Portrait of Rachel Oxley

Rachel tells us more about the influence of Andy Warhol and the Austin Mini in her work
Starting off by using found materials and collage Rachel soon realised that such techniques did not translate well in print and moved on to a digital style that is now predominated by vectors.

What is your creative background?

I studied Art with Art History to A level at Grammar school. I then went on to do a foundation course and specialised in graphic design. Thereafter I studied graphic design and illustration at the University of Kent in Maidstone. My first commissions were produced using collage. I remember presenting the art editor with a piece of thick board and watching his heart sink.

What was the first ad or artwork that inspired you?

Andy Warhol’s Brillo and Campbell soup prints. Seeing these at an exhibition that was held at the Hayward Gallery at a young age was very inspiring. I also loved cars – the Austin Mini, Citroen 2cv, the citroen DS, the old SAAB 96 (I had to look that up!) and the SAAB 900S which was to be my first car – talladega red.

Where do you find your inspiration? What captures your attention in everyday life, graphics or art?

I had boxes and boxes of scraps of paper with interesting lines or shapes, textures and colour, which I would then scan. I went through a cathartic phase some years ago during which I cleared out all my scraps.
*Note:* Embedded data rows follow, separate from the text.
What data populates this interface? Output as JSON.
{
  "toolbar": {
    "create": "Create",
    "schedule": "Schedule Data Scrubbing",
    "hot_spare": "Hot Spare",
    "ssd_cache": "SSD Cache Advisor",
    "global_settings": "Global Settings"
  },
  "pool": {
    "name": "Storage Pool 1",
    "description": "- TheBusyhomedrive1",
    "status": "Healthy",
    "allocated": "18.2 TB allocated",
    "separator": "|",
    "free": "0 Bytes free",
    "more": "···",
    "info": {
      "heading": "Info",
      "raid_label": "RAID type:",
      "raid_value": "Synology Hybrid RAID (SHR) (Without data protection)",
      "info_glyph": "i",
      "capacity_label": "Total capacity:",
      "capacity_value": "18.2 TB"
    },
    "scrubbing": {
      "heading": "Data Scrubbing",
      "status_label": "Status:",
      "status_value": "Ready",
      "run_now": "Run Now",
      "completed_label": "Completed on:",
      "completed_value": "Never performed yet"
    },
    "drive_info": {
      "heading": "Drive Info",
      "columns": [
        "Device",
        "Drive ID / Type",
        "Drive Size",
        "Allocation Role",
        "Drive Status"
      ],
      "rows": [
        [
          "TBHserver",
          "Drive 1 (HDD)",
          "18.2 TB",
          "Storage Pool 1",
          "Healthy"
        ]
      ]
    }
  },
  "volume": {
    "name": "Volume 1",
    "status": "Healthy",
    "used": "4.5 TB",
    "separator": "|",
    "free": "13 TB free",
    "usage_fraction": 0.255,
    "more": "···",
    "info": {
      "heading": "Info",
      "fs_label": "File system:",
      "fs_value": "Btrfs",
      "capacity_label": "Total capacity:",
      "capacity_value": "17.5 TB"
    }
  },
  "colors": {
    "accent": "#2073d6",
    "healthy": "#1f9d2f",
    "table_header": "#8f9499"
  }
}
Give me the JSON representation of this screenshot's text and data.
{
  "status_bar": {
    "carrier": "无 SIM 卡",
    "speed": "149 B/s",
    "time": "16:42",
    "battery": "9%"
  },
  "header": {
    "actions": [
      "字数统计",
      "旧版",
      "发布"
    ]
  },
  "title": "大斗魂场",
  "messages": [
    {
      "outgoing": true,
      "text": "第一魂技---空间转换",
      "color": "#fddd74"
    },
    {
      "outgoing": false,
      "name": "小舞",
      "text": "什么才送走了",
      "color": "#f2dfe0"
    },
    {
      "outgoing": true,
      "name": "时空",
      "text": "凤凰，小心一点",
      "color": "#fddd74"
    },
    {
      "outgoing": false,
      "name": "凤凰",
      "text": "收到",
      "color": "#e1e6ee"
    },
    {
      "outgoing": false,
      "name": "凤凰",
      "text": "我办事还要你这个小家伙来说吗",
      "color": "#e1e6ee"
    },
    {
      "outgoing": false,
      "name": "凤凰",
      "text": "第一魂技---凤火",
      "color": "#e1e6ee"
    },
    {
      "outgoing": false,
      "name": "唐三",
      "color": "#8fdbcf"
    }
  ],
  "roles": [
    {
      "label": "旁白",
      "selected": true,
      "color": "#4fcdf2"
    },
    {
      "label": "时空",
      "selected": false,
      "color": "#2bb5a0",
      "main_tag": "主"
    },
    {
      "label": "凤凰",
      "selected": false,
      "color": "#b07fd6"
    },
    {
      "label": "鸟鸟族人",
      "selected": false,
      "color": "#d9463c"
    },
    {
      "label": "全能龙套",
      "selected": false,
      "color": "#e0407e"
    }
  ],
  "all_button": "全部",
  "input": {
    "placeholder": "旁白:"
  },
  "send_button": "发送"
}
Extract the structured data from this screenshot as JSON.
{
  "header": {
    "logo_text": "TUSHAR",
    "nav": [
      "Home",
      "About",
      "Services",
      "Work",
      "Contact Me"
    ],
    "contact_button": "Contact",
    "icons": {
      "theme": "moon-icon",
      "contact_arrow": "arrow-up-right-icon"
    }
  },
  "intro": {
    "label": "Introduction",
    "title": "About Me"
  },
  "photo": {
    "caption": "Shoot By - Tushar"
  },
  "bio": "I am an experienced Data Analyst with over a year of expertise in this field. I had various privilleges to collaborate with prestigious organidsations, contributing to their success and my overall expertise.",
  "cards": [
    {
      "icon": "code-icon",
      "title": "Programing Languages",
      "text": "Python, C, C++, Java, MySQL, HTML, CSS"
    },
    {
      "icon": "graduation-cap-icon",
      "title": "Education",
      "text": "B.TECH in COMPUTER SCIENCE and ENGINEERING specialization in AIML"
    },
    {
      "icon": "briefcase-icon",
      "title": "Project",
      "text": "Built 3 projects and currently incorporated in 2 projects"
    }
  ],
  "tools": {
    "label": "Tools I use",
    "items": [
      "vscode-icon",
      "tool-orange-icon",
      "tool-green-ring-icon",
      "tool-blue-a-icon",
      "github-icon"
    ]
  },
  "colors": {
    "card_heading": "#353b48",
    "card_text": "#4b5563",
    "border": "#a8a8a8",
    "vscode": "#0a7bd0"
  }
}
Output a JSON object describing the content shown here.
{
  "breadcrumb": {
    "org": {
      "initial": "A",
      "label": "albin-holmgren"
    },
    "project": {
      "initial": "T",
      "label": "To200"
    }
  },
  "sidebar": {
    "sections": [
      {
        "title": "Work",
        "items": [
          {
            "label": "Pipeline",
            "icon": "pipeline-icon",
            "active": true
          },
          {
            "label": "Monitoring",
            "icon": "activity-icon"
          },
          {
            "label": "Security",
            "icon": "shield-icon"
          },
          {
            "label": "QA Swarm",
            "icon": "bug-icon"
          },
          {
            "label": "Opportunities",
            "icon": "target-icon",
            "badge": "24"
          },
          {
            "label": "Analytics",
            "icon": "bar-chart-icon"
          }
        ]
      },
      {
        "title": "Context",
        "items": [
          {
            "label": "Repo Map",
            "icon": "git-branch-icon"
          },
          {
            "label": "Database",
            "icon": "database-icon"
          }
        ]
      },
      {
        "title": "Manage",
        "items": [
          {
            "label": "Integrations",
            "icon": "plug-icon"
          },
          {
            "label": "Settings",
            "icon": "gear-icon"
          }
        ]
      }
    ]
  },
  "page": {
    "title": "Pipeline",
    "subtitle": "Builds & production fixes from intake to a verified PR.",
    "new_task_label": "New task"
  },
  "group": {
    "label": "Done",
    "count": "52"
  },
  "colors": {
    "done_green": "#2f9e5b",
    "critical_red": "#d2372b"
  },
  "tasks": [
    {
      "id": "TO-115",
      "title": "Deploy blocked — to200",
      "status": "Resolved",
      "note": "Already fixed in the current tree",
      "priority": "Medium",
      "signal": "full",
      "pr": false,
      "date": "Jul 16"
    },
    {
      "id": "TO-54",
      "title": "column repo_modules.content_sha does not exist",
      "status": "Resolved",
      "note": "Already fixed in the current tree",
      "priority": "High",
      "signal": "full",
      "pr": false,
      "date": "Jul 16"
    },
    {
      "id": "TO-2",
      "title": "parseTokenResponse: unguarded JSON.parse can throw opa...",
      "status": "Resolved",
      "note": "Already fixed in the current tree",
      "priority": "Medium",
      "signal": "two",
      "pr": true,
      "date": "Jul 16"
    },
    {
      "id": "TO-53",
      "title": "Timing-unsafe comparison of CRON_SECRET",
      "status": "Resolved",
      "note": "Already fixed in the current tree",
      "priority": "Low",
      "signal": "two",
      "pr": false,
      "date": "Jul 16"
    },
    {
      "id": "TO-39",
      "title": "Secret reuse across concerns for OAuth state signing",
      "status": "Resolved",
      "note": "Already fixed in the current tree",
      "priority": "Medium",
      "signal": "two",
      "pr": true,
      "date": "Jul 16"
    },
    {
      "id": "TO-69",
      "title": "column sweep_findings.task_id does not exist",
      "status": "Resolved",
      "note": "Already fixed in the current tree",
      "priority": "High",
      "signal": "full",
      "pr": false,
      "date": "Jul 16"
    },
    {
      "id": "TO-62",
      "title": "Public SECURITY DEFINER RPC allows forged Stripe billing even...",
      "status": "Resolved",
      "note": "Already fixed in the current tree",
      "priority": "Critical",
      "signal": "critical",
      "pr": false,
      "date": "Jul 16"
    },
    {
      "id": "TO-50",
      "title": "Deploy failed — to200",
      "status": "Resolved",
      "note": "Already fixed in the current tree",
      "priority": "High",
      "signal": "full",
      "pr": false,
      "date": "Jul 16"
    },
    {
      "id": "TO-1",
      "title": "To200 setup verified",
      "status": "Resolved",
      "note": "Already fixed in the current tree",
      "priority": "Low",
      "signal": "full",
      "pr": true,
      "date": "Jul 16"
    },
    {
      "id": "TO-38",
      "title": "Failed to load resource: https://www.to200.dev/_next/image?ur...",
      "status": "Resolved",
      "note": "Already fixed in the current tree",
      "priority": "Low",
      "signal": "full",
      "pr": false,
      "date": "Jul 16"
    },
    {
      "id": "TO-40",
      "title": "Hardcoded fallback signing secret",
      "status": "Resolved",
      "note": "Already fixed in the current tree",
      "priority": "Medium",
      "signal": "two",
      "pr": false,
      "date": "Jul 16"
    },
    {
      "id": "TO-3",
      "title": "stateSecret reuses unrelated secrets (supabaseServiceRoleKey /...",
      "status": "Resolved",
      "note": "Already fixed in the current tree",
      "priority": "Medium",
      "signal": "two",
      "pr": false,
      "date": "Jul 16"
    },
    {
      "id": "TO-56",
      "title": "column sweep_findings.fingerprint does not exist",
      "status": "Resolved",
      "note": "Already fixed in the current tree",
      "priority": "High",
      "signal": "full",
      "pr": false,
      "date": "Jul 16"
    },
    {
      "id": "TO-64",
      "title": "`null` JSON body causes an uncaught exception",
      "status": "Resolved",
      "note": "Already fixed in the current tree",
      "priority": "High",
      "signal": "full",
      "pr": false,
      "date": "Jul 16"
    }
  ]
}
I now have a virtually paperless studio and only keep a virtual scrapbook.

What is the process you go through to build your imagery?

I have a vision in my minds eye and I keep working at it until it resembles that vision. I am always searching for a new way to present the image and an alternative colour scheme.

How do you describe your style?

I would hope that my interest in design is apparent. I like to combine photographic elements with strong clean drawings.

What tools do you use?

I use a digital camera, scanned images/ textures, Illustrator and Photoshop.

Who’s portrait would you most like to do?

Queen Elizabeth II.

What artist would you like to collaborate with?

Eduardo Paolozzi (failing that – my husband Ian, he is an amazing designer).

What do you think about the fast moving pace of the world of illustration?

I think it is just a reflection on the world in general. It can be quite esoteric and not always able to permeate through to the hoi polloi. Most people that I meet have no idea what an ‘illustrator’ does. It always surprises me. Does illustration really get that overlooked? It’s everywhere!

Which blogs and magazines do you read?

Many but Graphic and The Guardian are in my top list.

What is the last exhibition you went to?

‘Designing 007: Fifty Years of Bond Style’ at the Barbican. I also took the children to see the Damien Hirst exhibition at the Tate. This was accompanied by much “urrghh” and ” but that’s disgusting!”.

What are you currently working on and what are your plans for the future?

I am currently working on a compilation book of illustrations of buildings of both historic and local interest. I am really keen to expand my portrait work and I am very excited about the future of the Fabulous Noble project – I have a good feeling about this!